Prince of Persia as a series went from 2D to 3D, with a few misteps along the way — none the fault of Ubisoft’s titles, fortunately. Going to third-person seemed like an obvious choice. Have you had a chance to play Mirror’s Edge?

Yes.

A lot of that is parkour — the running, the jumping, the platforming, all in first-person. Could you see the Prince of Persia series going in that direction?

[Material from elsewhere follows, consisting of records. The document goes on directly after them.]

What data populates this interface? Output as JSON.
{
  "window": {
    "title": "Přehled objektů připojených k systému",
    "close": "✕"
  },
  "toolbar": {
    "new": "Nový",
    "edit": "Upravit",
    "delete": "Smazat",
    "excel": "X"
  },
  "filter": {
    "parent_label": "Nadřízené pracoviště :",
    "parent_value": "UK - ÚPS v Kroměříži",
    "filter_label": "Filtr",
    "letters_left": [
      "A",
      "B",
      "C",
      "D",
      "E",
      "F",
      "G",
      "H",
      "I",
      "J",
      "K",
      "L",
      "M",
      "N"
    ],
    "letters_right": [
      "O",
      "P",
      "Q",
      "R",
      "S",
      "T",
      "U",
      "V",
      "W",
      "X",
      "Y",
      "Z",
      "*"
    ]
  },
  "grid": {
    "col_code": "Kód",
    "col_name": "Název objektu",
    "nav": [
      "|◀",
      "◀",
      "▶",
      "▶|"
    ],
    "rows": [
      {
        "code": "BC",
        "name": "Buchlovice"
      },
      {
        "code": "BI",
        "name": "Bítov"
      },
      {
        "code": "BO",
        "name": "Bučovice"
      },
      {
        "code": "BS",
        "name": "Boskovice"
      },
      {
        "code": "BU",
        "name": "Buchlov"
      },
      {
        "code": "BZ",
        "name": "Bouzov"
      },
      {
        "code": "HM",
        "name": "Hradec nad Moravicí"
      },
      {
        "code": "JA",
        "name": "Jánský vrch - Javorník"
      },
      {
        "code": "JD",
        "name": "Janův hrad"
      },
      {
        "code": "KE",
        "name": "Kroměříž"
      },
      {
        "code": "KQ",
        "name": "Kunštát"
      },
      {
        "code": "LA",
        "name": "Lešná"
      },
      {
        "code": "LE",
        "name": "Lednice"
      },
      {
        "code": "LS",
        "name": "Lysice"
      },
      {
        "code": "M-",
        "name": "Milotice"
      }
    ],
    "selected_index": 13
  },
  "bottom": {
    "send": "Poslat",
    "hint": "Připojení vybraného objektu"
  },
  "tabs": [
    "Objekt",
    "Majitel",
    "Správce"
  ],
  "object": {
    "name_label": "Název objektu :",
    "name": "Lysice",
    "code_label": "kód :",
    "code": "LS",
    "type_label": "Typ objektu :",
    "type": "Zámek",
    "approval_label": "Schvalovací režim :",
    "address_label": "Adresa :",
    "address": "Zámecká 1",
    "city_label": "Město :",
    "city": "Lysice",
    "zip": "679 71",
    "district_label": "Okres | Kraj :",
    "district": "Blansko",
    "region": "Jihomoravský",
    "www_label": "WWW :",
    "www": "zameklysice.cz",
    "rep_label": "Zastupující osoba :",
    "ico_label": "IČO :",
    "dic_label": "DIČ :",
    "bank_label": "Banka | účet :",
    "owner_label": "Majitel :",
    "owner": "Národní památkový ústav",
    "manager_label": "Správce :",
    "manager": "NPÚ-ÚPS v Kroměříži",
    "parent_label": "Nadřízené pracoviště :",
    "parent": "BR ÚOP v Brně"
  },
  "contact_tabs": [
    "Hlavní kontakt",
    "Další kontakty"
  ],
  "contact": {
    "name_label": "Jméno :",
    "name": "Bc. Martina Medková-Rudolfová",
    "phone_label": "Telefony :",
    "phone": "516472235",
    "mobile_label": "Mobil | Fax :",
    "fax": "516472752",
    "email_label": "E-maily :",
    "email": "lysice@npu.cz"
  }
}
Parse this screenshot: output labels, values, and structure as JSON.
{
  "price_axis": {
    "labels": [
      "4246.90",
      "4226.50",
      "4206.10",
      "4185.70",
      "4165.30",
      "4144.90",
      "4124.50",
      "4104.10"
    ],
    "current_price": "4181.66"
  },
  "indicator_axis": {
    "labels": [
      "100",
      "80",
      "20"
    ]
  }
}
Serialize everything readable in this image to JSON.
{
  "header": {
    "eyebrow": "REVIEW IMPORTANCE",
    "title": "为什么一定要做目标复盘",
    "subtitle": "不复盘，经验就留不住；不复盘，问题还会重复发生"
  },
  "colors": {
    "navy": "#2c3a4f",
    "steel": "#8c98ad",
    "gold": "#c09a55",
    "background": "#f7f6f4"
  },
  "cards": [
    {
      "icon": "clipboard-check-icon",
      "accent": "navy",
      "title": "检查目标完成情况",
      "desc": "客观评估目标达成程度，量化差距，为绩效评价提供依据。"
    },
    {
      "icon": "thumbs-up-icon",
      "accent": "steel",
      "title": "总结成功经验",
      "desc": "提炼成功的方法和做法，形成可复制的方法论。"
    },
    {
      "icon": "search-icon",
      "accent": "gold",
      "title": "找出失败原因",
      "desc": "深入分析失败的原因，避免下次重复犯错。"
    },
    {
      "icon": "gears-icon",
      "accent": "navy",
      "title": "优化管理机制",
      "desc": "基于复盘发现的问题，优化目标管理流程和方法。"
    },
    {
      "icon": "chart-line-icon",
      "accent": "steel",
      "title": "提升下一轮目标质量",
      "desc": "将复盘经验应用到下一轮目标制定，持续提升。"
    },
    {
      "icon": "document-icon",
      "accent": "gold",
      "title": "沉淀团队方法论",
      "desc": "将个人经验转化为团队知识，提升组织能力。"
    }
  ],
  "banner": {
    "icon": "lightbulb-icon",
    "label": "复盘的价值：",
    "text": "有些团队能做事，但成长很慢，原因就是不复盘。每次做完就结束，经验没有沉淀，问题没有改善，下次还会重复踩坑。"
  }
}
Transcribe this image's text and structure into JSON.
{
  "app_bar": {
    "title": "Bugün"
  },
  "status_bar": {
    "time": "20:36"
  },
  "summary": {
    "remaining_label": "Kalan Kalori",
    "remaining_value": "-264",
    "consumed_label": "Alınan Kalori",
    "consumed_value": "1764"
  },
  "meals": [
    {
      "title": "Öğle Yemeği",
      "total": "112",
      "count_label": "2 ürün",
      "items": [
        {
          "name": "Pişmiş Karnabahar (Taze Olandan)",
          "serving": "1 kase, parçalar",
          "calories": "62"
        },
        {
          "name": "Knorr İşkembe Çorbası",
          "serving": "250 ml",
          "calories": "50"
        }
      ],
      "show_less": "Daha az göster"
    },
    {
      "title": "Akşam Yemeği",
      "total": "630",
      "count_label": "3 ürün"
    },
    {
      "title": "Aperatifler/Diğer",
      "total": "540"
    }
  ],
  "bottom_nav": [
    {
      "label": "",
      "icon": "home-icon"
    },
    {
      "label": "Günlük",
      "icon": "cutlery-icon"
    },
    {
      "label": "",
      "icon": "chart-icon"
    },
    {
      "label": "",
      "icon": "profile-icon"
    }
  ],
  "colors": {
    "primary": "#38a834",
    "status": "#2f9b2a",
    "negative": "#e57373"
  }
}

Again, we actually prototyped it. It’s not hard to do. Instead of having the camera “here” you put the camera “here,” and then you’re in first-person. How to put this delicately … I think Mirror’s Edge deserves a lot of points for doing a lot of really cool stuff. I think they deserve a lot of kudos for taking risks, and for creating a game that has a lot of potential and a lot of fun moments in it. For me, the first-person perspective in Mirror’s Edge breaks down a little bit as soon as you get inside. As soon it gets a little tight and you have to jump there [points directly behind him], like actually doing that jump is almost completely unreadable. Because all you see is this blurry wall and then all of a sudden you’re over there. And you can’t really understand how you got there, because what you saw was a wall pass by your viewpoint and then suddently, you’re looking in another direction.

So some of the reward that comes with doing cool moves is lost when you’re in those more tight, confined spaces. We saw the same thing with Prince of Persia. When you’re doing a vertical wall run, when we just messed around mapping it on first-person, it was completely unreadable. It was distracting, it was confusing. It was not smooth poetry in motion, it was stuttery, like trial-and-error-type gameplay.

I’m not trying to suggest that there’s not a future for first-person acrobatic parkour-type games. I think Mirror’s Edge proved there is that potential for that, but I just think there’s maybe some growing to be done there. I think there’s still some lessons to be learned, and it’s just not what we wanted with Prince of Persia. You don’t see the quality of animations when it’s all in first-person, and one of the things that’s defining for the Prince of Persia franchise is the spectacular animations and the quality of that movement. So we wanted to make sure that these spectacular movements had spectacular animations to acompany them.

With the new Prince of Persia, you’ve kind of closed the book on the Sands of Time trilogy. There’s a movie coming out, Sands of Time. I’m not going to ask you about that, since you probably don’t know too much about it.

You know as much as I do. I think Jake Gllyenhall is playing the Prince.

He was on Entertainment Tonight talking about how he had to work out for the role to get buff. He was really excited about it. So is it possible that we’d see that Prince again?

I mean, never say “never.” I think the Sands of Time trilogy had a really interesting hook to it, a really kind of interesting theme to it. But certainly we are done telling the story for now, and certainly we’re telling another Prince of Persia story that we think is every bit as rich and interesting and unique as the Sands of Time story was.

So yeah, I think the best I can say is, “Never say never.” You know, [the film’s producer/director] Jerry Bruckheimer [and] Disney, it’s a pretty powerful attractor in terms of drawing eyeballs to the Prince of Persia franchise. I think it would be negligent of Ubisoft and/or some other company to not kind of capitalize on that by creating a videogame that kind of goes along with that. In my opinion, it’s an appendix — for me, the movie would be an appendix to a story that was already told. And the story we’re telling now is the future of the franchise.

So can we expect a trilogy from this new game?

If the sales and critical acclaim are there, I don’t see any reason why not. It’s certainly designed to allow for that potential.

Nick Chester